A woman looks at the “Naming the Lost Memorials,” as US deaths from coronavirus disease (COVID-19) are expected to exceed 600,000, in Green Wood Cemetery in Brooklyn, New York, the United States, June 10, 2021 .
Brendan McDermid | Reuters
The Covid-19 pandemic cut average life expectancy in the United States by about a year and a half last year, which is the largest decline in a year since World War II, according to new data from the Centers for Disease Control and Prevention.
According to the report released Wednesday by the CDC’s National Center for Health Statistics, Americans are now expected to live an average of 77.3 years, compared with 78.8 years in 2019. Hispanics saw the sharpest decline in life expectancy last year, followed by black Americans.
“The decline in life expectancy between 2019 and 2020 is primarily due to deaths from the pandemic,” the report said. Covid deaths accounted for nearly 75% of the decline. More than 609,000 Americans have died in the pandemic to date, with around 375,000 of those people dying last year, according to the CDC.
About 11% of the decrease is due to an increase in deaths from accidents or accidental injuries. Drug overdose deaths, which increased by 30% during the pandemic, accounted for about a third of accidental injuries last year.
The life expectancy of American men decreased 1.8 years from 2019 to 2020, while the life expectancy of American women decreased 1.2 years from 2019.
“The difference in life expectancy between the sexes was 5.7 years in 2020, increasing from 5.1 in 2019,
read the report.
Hispanic Americans typically have longer life expectancies than non-Hispanic blacks or whites, but according to the report, Hispanic life expectancy declined more than any other ethnic group in the past year. The life expectancy of all Hispanics decreased by three years, from 81.8 years in 2019 to 78.8 years in 2020. Hispanic men suffered a decrease of 3.7 years in 2020.
“Covid-19 was responsible for 90% of the decline in life expectancy in the Hispanic population,” the report said.
The reduction in the life expectancy gap between white and Hispanic populations “is a clear indicator of the deterioration in the health and mortality results of a population that, paradoxically, before the Covid-19 pandemic was able to defy the expectations of its disadvantaged socio-economic profile “says the report.
Black Americans experienced the second largest decline in life expectancy, falling nearly 3 years from 74.7 years in 2019 to 71.8 years in 2020, its lowest level since 2000, the report said. Covid-19 was responsible for 59% of the decline in life expectancy among blacks.
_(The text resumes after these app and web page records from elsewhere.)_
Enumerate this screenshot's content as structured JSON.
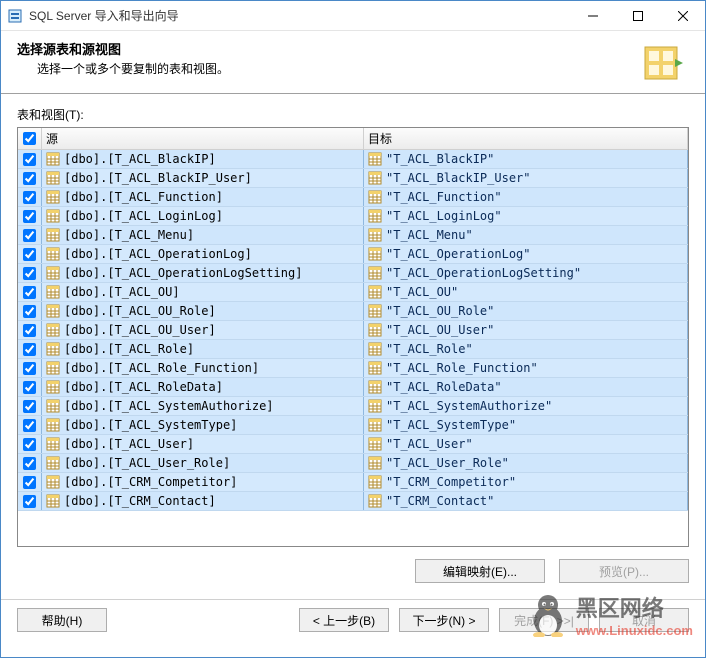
{
  "window": {
    "title": "SQL Server 导入和导出向导",
    "header_title": "选择源表和源视图",
    "header_sub": "选择一个或多个要复制的表和视图。"
  },
  "labels": {
    "tables_views": "表和视图(T):",
    "col_source": "源",
    "col_target": "目标",
    "edit_mapping": "编辑映射(E)...",
    "preview": "预览(P)...",
    "help": "帮助(H)",
    "back": "< 上一步(B)",
    "next": "下一步(N) >",
    "finish": "完成(F) >>|",
    "cancel": "取消"
  },
  "header_all_checked": true,
  "rows": [
    {
      "checked": true,
      "source": "[dbo].[T_ACL_BlackIP]",
      "target": "\"T_ACL_BlackIP\""
    },
    {
      "checked": true,
      "source": "[dbo].[T_ACL_BlackIP_User]",
      "target": "\"T_ACL_BlackIP_User\""
    },
    {
      "checked": true,
      "source": "[dbo].[T_ACL_Function]",
      "target": "\"T_ACL_Function\""
    },
    {
      "checked": true,
      "source": "[dbo].[T_ACL_LoginLog]",
      "target": "\"T_ACL_LoginLog\""
    },
    {
      "checked": true,
      "source": "[dbo].[T_ACL_Menu]",
      "target": "\"T_ACL_Menu\""
    },
    {
      "checked": true,
      "source": "[dbo].[T_ACL_OperationLog]",
      "target": "\"T_ACL_OperationLog\""
    },
    {
      "checked": true,
      "source": "[dbo].[T_ACL_OperationLogSetting]",
      "target": "\"T_ACL_OperationLogSetting\""
    },
    {
      "checked": true,
      "source": "[dbo].[T_ACL_OU]",
      "target": "\"T_ACL_OU\""
    },
    {
      "checked": true,
      "source": "[dbo].[T_ACL_OU_Role]",
      "target": "\"T_ACL_OU_Role\""
    },
    {
      "checked": true,
      "source": "[dbo].[T_ACL_OU_User]",
      "target": "\"T_ACL_OU_User\""
    },
    {
      "checked": true,
      "source": "[dbo].[T_ACL_Role]",
      "target": "\"T_ACL_Role\""
    },
    {
      "checked": true,
      "source": "[dbo].[T_ACL_Role_Function]",
      "target": "\"T_ACL_Role_Function\""
    },
    {
      "checked": true,
      "source": "[dbo].[T_ACL_RoleData]",
      "target": "\"T_ACL_RoleData\""
    },
    {
      "checked": true,
      "source": "[dbo].[T_ACL_SystemAuthorize]",
      "target": "\"T_ACL_SystemAuthorize\""
    },
    {
      "checked": true,
      "source": "[dbo].[T_ACL_SystemType]",
      "target": "\"T_ACL_SystemType\""
    },
    {
      "checked": true,
      "source": "[dbo].[T_ACL_User]",
      "target": "\"T_ACL_User\""
    },
    {
      "checked": true,
      "source": "[dbo].[T_ACL_User_Role]",
      "target": "\"T_ACL_User_Role\""
    },
    {
      "checked": true,
      "source": "[dbo].[T_CRM_Competitor]",
      "target": "\"T_CRM_Competitor\""
    },
    {
      "checked": true,
      "source": "[dbo].[T_CRM_Contact]",
      "target": "\"T_CRM_Contact\""
    }
  ],
  "watermark": {
    "main": "黑区网络",
    "sub": "www.Linuxidc.com"
  }
}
Among white Americans, life expectancy fell 1.2 years in 2020, from 78.8 years in 2020 to 77.6 years, its lowest level since 2002. Covid-19 accounted for 68% of the decline in life expectancy among whites last year responsible.
Covid-19 was the third leading cause of death last year, and “the overall death rate was highest among non-Hispanic blacks and non-Hispanic Native American or Alaskan people,” the CDC said in its preliminary mortality report in April.
The life expectancy of black Americans has consistently lagged whites, but the last time the life expectancy gap between blacks and whites was this large was in 1999, according to the report.
Other factors that contributed to the decline in life expectancy in 2020 are homicides, which accounted for 3% of the decline, and diabetes and chronic liver disease, which accounted for 2.5% and 2.3%, respectively.